(Beginning of Dataset records)
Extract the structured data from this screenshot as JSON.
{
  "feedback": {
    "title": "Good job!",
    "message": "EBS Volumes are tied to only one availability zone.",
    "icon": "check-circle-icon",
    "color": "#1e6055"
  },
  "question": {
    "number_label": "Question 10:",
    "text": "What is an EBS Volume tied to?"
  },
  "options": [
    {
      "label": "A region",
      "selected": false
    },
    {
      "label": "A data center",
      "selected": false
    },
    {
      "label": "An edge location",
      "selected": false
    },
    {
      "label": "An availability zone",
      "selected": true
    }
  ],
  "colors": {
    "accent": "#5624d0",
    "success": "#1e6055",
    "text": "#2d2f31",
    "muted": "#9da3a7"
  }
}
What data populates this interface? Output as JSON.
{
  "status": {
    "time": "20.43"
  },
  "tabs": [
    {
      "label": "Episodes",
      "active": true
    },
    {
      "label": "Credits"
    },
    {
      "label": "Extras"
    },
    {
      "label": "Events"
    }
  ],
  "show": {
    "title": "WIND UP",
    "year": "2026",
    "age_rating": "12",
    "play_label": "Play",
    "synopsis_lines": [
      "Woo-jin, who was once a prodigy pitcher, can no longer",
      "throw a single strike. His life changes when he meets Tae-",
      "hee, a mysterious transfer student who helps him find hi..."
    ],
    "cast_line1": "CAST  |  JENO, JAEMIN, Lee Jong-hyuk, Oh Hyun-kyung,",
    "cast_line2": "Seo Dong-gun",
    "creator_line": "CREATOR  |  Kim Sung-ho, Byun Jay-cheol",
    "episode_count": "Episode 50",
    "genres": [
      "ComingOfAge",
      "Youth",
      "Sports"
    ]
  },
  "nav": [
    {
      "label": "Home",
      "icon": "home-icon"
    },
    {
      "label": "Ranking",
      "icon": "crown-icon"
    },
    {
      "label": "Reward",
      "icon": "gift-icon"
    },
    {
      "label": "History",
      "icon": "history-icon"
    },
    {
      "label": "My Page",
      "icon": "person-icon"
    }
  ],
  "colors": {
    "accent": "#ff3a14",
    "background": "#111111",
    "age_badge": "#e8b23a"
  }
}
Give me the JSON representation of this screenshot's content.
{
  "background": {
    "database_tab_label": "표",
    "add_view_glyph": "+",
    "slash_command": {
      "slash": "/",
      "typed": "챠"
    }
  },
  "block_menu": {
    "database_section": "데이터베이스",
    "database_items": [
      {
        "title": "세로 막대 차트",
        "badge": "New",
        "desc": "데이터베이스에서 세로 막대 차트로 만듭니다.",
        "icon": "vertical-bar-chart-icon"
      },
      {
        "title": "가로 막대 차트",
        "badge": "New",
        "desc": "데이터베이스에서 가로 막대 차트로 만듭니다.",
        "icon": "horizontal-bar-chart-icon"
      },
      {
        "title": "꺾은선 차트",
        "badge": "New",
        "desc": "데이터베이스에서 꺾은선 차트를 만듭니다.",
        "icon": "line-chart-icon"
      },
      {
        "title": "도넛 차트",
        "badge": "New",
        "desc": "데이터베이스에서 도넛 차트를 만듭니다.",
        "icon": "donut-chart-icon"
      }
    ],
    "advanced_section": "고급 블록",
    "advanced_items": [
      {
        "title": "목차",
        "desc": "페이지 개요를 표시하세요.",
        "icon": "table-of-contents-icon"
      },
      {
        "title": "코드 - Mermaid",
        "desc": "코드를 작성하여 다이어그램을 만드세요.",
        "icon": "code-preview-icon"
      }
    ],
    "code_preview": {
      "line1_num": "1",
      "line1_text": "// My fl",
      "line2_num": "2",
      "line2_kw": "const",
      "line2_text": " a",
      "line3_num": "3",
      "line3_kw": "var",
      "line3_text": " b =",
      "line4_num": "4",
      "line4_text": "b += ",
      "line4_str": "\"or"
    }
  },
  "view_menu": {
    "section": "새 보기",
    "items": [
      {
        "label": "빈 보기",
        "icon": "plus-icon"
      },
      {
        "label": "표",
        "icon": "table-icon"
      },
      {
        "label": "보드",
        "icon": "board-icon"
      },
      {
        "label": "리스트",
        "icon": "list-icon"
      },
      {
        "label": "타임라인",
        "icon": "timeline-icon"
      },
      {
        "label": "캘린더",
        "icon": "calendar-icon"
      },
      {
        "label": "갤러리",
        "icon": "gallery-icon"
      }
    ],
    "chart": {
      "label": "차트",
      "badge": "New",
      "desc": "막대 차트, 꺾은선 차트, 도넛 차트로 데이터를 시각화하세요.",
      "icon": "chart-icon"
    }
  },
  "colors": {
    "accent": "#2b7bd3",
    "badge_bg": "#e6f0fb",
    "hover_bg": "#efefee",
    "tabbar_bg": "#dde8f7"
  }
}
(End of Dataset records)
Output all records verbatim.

▸ Answer to this exercise:
Extract the structured data from this screenshot as JSON.
{
  "feedback": {
    "title": "Good job!",
    "message": "EBS Volumes are tied to only one availability zone.",
    "icon": "check-circle-icon",
    "color": "#1e6055"
  },
  "question": {
    "number_label": "Question 10:",
    "text": "What is an EBS Volume tied to?"
  },
  "options": [
    {
      "label": "A region",
      "selected": false
    },
    {
      "label": "A data center",
      "selected": false
    },
    {
      "label": "An edge location",
      "selected": false
    },
    {
      "label": "An availability zone",
      "selected": true
    }
  ],
  "colors": {
    "accent": "#5624d0",
    "success": "#1e6055",
    "text": "#2d2f31",
    "muted": "#9da3a7"
  }
}
What data populates this interface? Output as JSON.
{
  "status": {
    "time": "20.43"
  },
  "tabs": [
    {
      "label": "Episodes",
      "active": true
    },
    {
      "label": "Credits"
    },
    {
      "label": "Extras"
    },
    {
      "label": "Events"
    }
  ],
  "show": {
    "title": "WIND UP",
    "year": "2026",
    "age_rating": "12",
    "play_label": "Play",
    "synopsis_lines": [
      "Woo-jin, who was once a prodigy pitcher, can no longer",
      "throw a single strike. His life changes when he meets Tae-",
      "hee, a mysterious transfer student who helps him find hi..."
    ],
    "cast_line1": "CAST  |  JENO, JAEMIN, Lee Jong-hyuk, Oh Hyun-kyung,",
    "cast_line2": "Seo Dong-gun",
    "creator_line": "CREATOR  |  Kim Sung-ho, Byun Jay-cheol",
    "episode_count": "Episode 50",
    "genres": [
      "ComingOfAge",
      "Youth",
      "Sports"
    ]
  },
  "nav": [
    {
      "label": "Home",
      "icon": "home-icon"
    },
    {
      "label": "Ranking",
      "icon": "crown-icon"
    },
    {
      "label": "Reward",
      "icon": "gift-icon"
    },
    {
      "label": "History",
      "icon": "history-icon"
    },
    {
      "label": "My Page",
      "icon": "person-icon"
    }
  ],
  "colors": {
    "accent": "#ff3a14",
    "background": "#111111",
    "age_badge": "#e8b23a"
  }
}
Give me the JSON representation of this screenshot's content.
{
  "background": {
    "database_tab_label": "표",
    "add_view_glyph": "+",
    "slash_command": {
      "slash": "/",
      "typed": "챠"
    }
  },
  "block_menu": {
    "database_section": "데이터베이스",
    "database_items": [
      {
        "title": "세로 막대 차트",
        "badge": "New",
        "desc": "데이터베이스에서 세로 막대 차트로 만듭니다.",
        "icon": "vertical-bar-chart-icon"
      },
      {
        "title": "가로 막대 차트",
        "badge": "New",
        "desc": "데이터베이스에서 가로 막대 차트로 만듭니다.",
        "icon": "horizontal-bar-chart-icon"
      },
      {
        "title": "꺾은선 차트",
        "badge": "New",
        "desc": "데이터베이스에서 꺾은선 차트를 만듭니다.",
        "icon": "line-chart-icon"
      },
      {
        "title": "도넛 차트",
        "badge": "New",
        "desc": "데이터베이스에서 도넛 차트를 만듭니다.",
        "icon": "donut-chart-icon"
      }
    ],
    "advanced_section": "고급 블록",
    "advanced_items": [
      {
        "title": "목차",
        "desc": "페이지 개요를 표시하세요.",
        "icon": "table-of-contents-icon"
      },
      {
        "title": "코드 - Mermaid",
        "desc": "코드를 작성하여 다이어그램을 만드세요.",
        "icon": "code-preview-icon"
      }
    ],
    "code_preview": {
      "line1_num": "1",
      "line1_text": "// My fl",
      "line2_num": "2",
      "line2_kw": "const",
      "line2_text": " a",
      "line3_num": "3",
      "line3_kw": "var",
      "line3_text": " b =",
      "line4_num": "4",
      "line4_text": "b += ",
      "line4_str": "\"or"
    }
  },
  "view_menu": {
    "section": "새 보기",
    "items": [
      {
        "label": "빈 보기",
        "icon": "plus-icon"
      },
      {
        "label": "표",
        "icon": "table-icon"
      },
      {
        "label": "보드",
        "icon": "board-icon"
      },
      {
        "label": "리스트",
        "icon": "list-icon"
      },
      {
        "label": "타임라인",
        "icon": "timeline-icon"
      },
      {
        "label": "캘린더",
        "icon": "calendar-icon"
      },
      {
        "label": "갤러리",
        "icon": "gallery-icon"
      }
    ],
    "chart": {
      "label": "차트",
      "badge": "New",
      "desc": "막대 차트, 꺾은선 차트, 도넛 차트로 데이터를 시각화하세요.",
      "icon": "chart-icon"
    }
  },
  "colors": {
    "accent": "#2b7bd3",
    "badge_bg": "#e6f0fb",
    "hover_bg": "#efefee",
    "tabbar_bg": "#dde8f7"
  }
}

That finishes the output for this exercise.